Given data:
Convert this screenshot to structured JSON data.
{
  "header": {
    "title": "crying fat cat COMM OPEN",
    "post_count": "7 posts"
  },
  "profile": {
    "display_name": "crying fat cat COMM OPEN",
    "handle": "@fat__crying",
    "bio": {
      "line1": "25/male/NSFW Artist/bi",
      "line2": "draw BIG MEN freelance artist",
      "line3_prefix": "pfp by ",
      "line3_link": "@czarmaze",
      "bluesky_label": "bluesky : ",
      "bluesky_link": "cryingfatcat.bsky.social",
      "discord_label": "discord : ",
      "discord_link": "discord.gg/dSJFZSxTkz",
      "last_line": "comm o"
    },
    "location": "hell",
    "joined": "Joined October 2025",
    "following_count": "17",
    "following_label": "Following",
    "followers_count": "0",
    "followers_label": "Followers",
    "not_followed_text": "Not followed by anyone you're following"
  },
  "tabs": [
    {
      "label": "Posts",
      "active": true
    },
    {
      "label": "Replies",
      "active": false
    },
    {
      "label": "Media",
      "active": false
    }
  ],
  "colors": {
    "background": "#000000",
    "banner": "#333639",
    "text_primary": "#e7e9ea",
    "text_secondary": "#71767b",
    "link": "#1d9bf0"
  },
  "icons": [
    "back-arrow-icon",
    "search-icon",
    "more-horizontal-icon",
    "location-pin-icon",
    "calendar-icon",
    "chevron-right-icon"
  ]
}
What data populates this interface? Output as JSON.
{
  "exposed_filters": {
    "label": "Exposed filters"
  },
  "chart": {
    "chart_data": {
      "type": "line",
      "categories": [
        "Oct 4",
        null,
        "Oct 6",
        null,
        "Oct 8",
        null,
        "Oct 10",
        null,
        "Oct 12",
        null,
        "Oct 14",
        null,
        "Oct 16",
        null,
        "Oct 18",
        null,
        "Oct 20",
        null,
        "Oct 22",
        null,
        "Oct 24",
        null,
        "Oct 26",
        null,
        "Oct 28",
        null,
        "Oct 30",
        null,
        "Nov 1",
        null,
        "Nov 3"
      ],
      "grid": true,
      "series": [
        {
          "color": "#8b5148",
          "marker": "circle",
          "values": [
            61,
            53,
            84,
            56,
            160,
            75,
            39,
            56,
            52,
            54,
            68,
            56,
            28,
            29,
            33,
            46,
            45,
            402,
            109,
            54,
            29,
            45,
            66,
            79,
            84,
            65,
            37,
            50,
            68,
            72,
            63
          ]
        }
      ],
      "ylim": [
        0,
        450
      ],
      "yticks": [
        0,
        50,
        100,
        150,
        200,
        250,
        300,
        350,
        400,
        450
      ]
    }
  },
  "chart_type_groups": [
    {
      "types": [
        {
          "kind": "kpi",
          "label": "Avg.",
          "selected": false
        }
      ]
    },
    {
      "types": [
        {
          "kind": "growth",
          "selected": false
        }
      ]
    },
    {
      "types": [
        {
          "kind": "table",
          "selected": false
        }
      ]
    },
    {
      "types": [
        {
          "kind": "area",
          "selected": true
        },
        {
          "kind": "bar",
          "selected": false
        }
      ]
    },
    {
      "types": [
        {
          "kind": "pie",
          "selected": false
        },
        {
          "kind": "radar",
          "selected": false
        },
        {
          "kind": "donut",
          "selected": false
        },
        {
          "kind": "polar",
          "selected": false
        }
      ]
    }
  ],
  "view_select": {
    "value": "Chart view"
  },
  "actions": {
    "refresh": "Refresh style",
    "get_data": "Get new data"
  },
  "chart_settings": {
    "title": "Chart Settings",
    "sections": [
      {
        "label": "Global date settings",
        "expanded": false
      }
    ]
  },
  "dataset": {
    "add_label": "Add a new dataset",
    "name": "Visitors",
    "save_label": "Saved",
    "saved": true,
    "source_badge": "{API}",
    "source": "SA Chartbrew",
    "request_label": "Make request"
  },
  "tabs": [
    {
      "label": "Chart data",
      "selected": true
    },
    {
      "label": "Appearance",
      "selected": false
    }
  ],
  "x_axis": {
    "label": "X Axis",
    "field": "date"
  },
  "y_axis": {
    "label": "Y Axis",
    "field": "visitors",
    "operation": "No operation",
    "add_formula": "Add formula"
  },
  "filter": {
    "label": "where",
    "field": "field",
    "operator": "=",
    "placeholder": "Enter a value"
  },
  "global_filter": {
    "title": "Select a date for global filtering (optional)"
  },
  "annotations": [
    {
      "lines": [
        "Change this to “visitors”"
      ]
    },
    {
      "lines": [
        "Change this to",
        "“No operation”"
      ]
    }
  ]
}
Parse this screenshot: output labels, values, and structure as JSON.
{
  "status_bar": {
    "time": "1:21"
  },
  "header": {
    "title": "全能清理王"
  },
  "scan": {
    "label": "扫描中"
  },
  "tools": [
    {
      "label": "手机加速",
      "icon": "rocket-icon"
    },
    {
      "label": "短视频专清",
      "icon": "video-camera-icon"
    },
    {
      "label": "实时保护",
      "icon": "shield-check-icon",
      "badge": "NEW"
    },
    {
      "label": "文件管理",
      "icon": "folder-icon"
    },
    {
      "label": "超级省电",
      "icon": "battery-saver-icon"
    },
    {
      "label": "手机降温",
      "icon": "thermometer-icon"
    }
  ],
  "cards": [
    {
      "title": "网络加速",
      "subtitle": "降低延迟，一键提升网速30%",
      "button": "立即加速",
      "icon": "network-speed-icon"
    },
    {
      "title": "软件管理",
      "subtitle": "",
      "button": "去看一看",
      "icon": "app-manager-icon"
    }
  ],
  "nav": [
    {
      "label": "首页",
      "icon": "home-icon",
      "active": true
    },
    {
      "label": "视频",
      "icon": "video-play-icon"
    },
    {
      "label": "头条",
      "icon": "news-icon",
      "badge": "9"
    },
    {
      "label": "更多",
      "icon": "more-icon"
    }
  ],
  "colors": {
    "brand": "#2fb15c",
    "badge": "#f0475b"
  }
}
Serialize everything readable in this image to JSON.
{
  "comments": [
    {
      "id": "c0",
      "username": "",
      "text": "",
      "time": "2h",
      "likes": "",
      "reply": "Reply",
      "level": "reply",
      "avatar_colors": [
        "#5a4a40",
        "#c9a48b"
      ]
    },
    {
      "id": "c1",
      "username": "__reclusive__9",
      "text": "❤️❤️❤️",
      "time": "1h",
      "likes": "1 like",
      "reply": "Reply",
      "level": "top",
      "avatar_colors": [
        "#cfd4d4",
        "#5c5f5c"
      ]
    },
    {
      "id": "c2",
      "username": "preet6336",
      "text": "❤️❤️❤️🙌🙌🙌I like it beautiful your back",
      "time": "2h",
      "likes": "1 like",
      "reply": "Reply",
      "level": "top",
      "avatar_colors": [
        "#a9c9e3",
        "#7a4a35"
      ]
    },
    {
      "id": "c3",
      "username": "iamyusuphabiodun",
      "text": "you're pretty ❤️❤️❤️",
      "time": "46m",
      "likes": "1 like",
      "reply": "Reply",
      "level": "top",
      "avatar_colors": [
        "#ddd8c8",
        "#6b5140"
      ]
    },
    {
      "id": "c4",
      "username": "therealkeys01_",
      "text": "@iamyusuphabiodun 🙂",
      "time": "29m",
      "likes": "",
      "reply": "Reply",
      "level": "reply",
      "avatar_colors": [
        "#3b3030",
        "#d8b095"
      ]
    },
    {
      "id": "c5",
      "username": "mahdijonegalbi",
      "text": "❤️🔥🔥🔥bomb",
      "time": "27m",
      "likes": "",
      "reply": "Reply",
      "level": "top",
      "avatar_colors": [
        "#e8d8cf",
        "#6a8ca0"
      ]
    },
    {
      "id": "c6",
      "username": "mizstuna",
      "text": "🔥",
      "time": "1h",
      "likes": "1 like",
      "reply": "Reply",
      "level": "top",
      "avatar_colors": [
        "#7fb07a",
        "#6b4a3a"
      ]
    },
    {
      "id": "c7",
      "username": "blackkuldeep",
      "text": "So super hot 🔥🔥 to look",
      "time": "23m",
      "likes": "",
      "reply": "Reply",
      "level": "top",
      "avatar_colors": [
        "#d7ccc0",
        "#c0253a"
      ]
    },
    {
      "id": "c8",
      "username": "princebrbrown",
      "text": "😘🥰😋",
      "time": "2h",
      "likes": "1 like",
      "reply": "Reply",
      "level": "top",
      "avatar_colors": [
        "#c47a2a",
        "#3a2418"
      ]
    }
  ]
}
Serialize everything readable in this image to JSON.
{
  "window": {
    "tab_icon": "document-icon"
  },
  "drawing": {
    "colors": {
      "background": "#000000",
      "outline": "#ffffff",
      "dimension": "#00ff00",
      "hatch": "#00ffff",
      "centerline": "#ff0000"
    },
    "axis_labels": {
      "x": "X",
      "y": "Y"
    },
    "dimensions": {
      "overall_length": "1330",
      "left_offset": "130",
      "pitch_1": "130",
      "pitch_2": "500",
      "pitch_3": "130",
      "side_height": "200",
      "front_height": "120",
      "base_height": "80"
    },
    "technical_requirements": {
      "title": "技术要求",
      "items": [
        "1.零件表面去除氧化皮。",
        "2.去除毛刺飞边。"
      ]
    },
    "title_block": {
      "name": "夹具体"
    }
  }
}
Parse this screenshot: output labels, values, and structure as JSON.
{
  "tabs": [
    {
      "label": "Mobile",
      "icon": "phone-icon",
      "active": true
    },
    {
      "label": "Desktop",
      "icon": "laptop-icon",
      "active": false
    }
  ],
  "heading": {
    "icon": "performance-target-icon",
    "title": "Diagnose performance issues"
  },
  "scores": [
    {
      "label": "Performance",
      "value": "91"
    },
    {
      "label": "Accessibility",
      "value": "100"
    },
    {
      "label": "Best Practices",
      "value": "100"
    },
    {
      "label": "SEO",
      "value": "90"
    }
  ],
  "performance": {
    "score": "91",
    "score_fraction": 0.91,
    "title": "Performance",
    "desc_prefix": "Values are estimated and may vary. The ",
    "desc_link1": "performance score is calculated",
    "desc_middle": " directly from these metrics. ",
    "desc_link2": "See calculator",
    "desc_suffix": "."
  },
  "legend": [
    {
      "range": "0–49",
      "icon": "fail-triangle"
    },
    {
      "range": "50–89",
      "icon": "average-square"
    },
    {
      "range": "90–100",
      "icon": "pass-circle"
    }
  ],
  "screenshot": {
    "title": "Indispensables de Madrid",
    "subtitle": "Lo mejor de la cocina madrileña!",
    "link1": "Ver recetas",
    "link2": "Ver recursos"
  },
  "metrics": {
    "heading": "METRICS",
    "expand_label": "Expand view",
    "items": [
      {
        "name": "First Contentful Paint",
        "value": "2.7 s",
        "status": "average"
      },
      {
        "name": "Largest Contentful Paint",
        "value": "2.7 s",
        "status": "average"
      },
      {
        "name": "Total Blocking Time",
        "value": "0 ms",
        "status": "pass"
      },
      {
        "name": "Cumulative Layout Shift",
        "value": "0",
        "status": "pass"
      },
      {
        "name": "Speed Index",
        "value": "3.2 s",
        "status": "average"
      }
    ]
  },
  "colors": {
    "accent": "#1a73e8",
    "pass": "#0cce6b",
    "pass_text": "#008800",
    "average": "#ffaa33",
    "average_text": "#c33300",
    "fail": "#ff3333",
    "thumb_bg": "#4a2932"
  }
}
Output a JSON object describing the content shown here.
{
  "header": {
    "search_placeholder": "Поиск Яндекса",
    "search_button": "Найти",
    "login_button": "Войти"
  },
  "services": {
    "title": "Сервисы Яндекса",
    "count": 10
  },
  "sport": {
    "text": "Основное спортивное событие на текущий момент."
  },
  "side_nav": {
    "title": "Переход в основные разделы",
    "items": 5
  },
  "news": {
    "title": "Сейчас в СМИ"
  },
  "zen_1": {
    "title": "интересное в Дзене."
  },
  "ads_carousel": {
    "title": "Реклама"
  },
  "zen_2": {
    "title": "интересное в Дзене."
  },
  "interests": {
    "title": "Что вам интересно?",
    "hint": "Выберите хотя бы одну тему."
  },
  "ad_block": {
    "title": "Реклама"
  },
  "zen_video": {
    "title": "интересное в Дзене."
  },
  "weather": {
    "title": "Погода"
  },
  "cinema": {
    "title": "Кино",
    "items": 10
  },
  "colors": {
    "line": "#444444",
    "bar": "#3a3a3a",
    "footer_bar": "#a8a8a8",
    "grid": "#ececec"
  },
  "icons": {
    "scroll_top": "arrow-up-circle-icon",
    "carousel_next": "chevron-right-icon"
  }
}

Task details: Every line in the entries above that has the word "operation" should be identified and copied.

Finished task:
    "operation": "No operation",
        "“No operation”"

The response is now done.